__WHAT THE TASK ASKS__:
Before copying the entries, remove the pictures; everything else stays exactly as it is.

__SUPPLIED RECORDS__:
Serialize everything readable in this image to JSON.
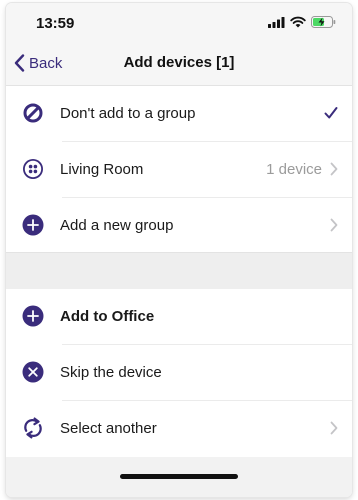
{
  "status_bar": {
    "time": "13:59",
    "icons": [
      "signal-icon",
      "wifi-icon",
      "battery-charging-icon"
    ]
  },
  "nav": {
    "back_label": "Back",
    "title": "Add devices [1]"
  },
  "group_options": [
    {
      "label": "Don't add to a group",
      "icon": "block-icon",
      "selected": true
    },
    {
      "label": "Living Room",
      "icon": "room-dots-icon",
      "detail": "1 device"
    },
    {
      "label": "Add a new group",
      "icon": "plus-circle-icon"
    }
  ],
  "actions": [
    {
      "label": "Add to Office",
      "icon": "plus-circle-icon"
    },
    {
      "label": "Skip the device",
      "icon": "x-circle-icon"
    },
    {
      "label": "Select another",
      "icon": "rotate-arrows-icon"
    }
  ],
  "colors": {
    "accent": "#3a2c7c",
    "secondary_text": "#9b9b9b",
    "chevron": "#c4c4c7",
    "section_gap": "#eeeeee"
  }
}
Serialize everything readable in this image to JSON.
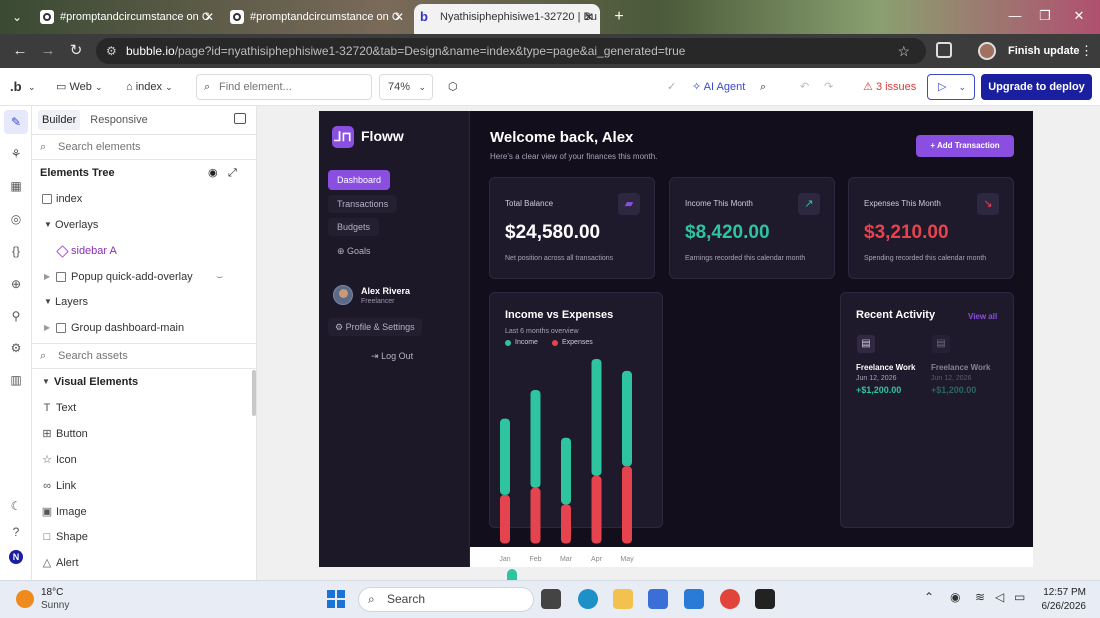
{
  "browser": {
    "tabs": [
      {
        "title": "#promptandcircumstance on C"
      },
      {
        "title": "#promptandcircumstance on C"
      },
      {
        "title": "Nyathisiphephisiwe1-32720 | Bu"
      }
    ],
    "url_host": "bubble.io",
    "url_path": "/page?id=nyathisiphephisiwe1-32720&tab=Design&name=index&type=page&ai_generated=true",
    "finish_update_label": "Finish update"
  },
  "toolbar": {
    "platform": "Web",
    "page": "index",
    "find_placeholder": "Find element...",
    "zoom": "74%",
    "ai_agent_label": "AI Agent",
    "issues_label": "3 issues",
    "deploy_label": "Upgrade to deploy"
  },
  "left_panel": {
    "tabs": [
      "Builder",
      "Responsive"
    ],
    "search_elements_placeholder": "Search elements",
    "elements_tree_title": "Elements Tree",
    "tree": {
      "index": "index",
      "overlays": "Overlays",
      "sidebar": "sidebar A",
      "popup": "Popup quick-add-overlay",
      "layers": "Layers",
      "group": "Group dashboard-main"
    },
    "search_assets_placeholder": "Search assets",
    "visual_elements_title": "Visual Elements",
    "visual_elements": [
      "Text",
      "Button",
      "Icon",
      "Link",
      "Image",
      "Shape",
      "Alert"
    ],
    "rail_avatar_initial": "N"
  },
  "app": {
    "brand": "Floww",
    "nav": [
      "Dashboard",
      "Transactions",
      "Budgets",
      "⊕ Goals"
    ],
    "user_name": "Alex Rivera",
    "user_role": "Freelancer",
    "profile_label": "⚙ Profile & Settings",
    "logout_label": "Log Out",
    "welcome": "Welcome back, Alex",
    "welcome_sub": "Here's a clear view of your finances this month.",
    "add_transaction": "+ Add Transaction",
    "stats": [
      {
        "label": "Total Balance",
        "value": "$24,580.00",
        "note": "Net position across all transactions",
        "color": "#ffffff",
        "icon": "wallet-icon"
      },
      {
        "label": "Income This Month",
        "value": "$8,420.00",
        "note": "Earnings recorded this calendar month",
        "color": "#2ec4a0",
        "icon": "trending-up-icon"
      },
      {
        "label": "Expenses This Month",
        "value": "$3,210.00",
        "note": "Spending recorded this calendar month",
        "color": "#e5444f",
        "icon": "trending-down-icon"
      }
    ],
    "recent_activity_title": "Recent Activity",
    "view_all": "View all",
    "activity": [
      {
        "name": "Freelance Work",
        "date": "Jun 12, 2026",
        "amount": "+$1,200.00"
      },
      {
        "name": "Freelance Work",
        "date": "Jun 12, 2026",
        "amount": "+$1,200.00"
      }
    ]
  },
  "chart_data": {
    "type": "bar",
    "title": "Income vs Expenses",
    "subtitle": "Last 6 months overview",
    "categories": [
      "Jan",
      "Feb",
      "Mar",
      "Apr",
      "May"
    ],
    "series": [
      {
        "name": "Income",
        "values": [
          3200,
          4100,
          2800,
          4900,
          4000
        ],
        "color": "#2ec4a0"
      },
      {
        "name": "Expenses",
        "values": [
          2100,
          2400,
          1700,
          2900,
          3300
        ],
        "color": "#e5444f"
      }
    ],
    "stacked": true,
    "legend": "top-left",
    "grid": false
  },
  "taskbar": {
    "temp": "18°C",
    "condition": "Sunny",
    "search_label": "Search",
    "time": "12:57 PM",
    "date": "6/26/2026"
  },
  "colors": {
    "accent": "#8a4ee0",
    "income": "#2ec4a0",
    "expense": "#e5444f",
    "bubble_blue": "#1a1fa0"
  }
}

__RESPONSE TO THE EXERCISE__:
Serialize everything readable in this image to JSON.
{
  "status_bar": {
    "time": "13:59",
    "icons": [
      "signal-icon",
      "wifi-icon",
      "battery-charging-icon"
    ]
  },
  "nav": {
    "back_label": "Back",
    "title": "Add devices [1]"
  },
  "group_options": [
    {
      "label": "Don't add to a group",
      "icon": "block-icon",
      "selected": true
    },
    {
      "label": "Living Room",
      "icon": "room-dots-icon",
      "detail": "1 device"
    },
    {
      "label": "Add a new group",
      "icon": "plus-circle-icon"
    }
  ],
  "actions": [
    {
      "label": "Add to Office",
      "icon": "plus-circle-icon"
    },
    {
      "label": "Skip the device",
      "icon": "x-circle-icon"
    },
    {
      "label": "Select another",
      "icon": "rotate-arrows-icon"
    }
  ],
  "colors": {
    "accent": "#3a2c7c",
    "secondary_text": "#9b9b9b",
    "chevron": "#c4c4c7",
    "section_gap": "#eeeeee"
  }
}
Serialize everything readable in this image to JSON.
{
  "browser": {
    "tabs": [
      {
        "title": "#promptandcircumstance on C"
      },
      {
        "title": "#promptandcircumstance on C"
      },
      {
        "title": "Nyathisiphephisiwe1-32720 | Bu"
      }
    ],
    "url_host": "bubble.io",
    "url_path": "/page?id=nyathisiphephisiwe1-32720&tab=Design&name=index&type=page&ai_generated=true",
    "finish_update_label": "Finish update"
  },
  "toolbar": {
    "platform": "Web",
    "page": "index",
    "find_placeholder": "Find element...",
    "zoom": "74%",
    "ai_agent_label": "AI Agent",
    "issues_label": "3 issues",
    "deploy_label": "Upgrade to deploy"
  },
  "left_panel": {
    "tabs": [
      "Builder",
      "Responsive"
    ],
    "search_elements_placeholder": "Search elements",
    "elements_tree_title": "Elements Tree",
    "tree": {
      "index": "index",
      "overlays": "Overlays",
      "sidebar": "sidebar A",
      "popup": "Popup quick-add-overlay",
      "layers": "Layers",
      "group": "Group dashboard-main"
    },
    "search_assets_placeholder": "Search assets",
    "visual_elements_title": "Visual Elements",
    "visual_elements": [
      "Text",
      "Button",
      "Icon",
      "Link",
      "Image",
      "Shape",
      "Alert"
    ],
    "rail_avatar_initial": "N"
  },
  "app": {
    "brand": "Floww",
    "nav": [
      "Dashboard",
      "Transactions",
      "Budgets",
      "⊕ Goals"
    ],
    "user_name": "Alex Rivera",
    "user_role": "Freelancer",
    "profile_label": "⚙ Profile & Settings",
    "logout_label": "Log Out",
    "welcome": "Welcome back, Alex",
    "welcome_sub": "Here's a clear view of your finances this month.",
    "add_transaction": "+ Add Transaction",
    "stats": [
      {
        "label": "Total Balance",
        "value": "$24,580.00",
        "note": "Net position across all transactions",
        "color": "#ffffff",
        "icon": "wallet-icon"
      },
      {
        "label": "Income This Month",
        "value": "$8,420.00",
        "note": "Earnings recorded this calendar month",
        "color": "#2ec4a0",
        "icon": "trending-up-icon"
      },
      {
        "label": "Expenses This Month",
        "value": "$3,210.00",
        "note": "Spending recorded this calendar month",
        "color": "#e5444f",
        "icon": "trending-down-icon"
      }
    ],
    "recent_activity_title": "Recent Activity",
    "view_all": "View all",
    "activity": [
      {
        "name": "Freelance Work",
        "date": "Jun 12, 2026",
        "amount": "+$1,200.00"
      },
      {
        "name": "Freelance Work",
        "date": "Jun 12, 2026",
        "amount": "+$1,200.00"
      }
    ]
  },
  "chart_data": {
    "type": "bar",
    "title": "Income vs Expenses",
    "subtitle": "Last 6 months overview",
    "categories": [
      "Jan",
      "Feb",
      "Mar",
      "Apr",
      "May"
    ],
    "series": [
      {
        "name": "Income",
        "values": [
          3200,
          4100,
          2800,
          4900,
          4000
        ],
        "color": "#2ec4a0"
      },
      {
        "name": "Expenses",
        "values": [
          2100,
          2400,
          1700,
          2900,
          3300
        ],
        "color": "#e5444f"
      }
    ],
    "stacked": true,
    "legend": "top-left",
    "grid": false
  },
  "taskbar": {
    "temp": "18°C",
    "condition": "Sunny",
    "search_label": "Search",
    "time": "12:57 PM",
    "date": "6/26/2026"
  },
  "colors": {
    "accent": "#8a4ee0",
    "income": "#2ec4a0",
    "expense": "#e5444f",
    "bubble_blue": "#1a1fa0"
  }
}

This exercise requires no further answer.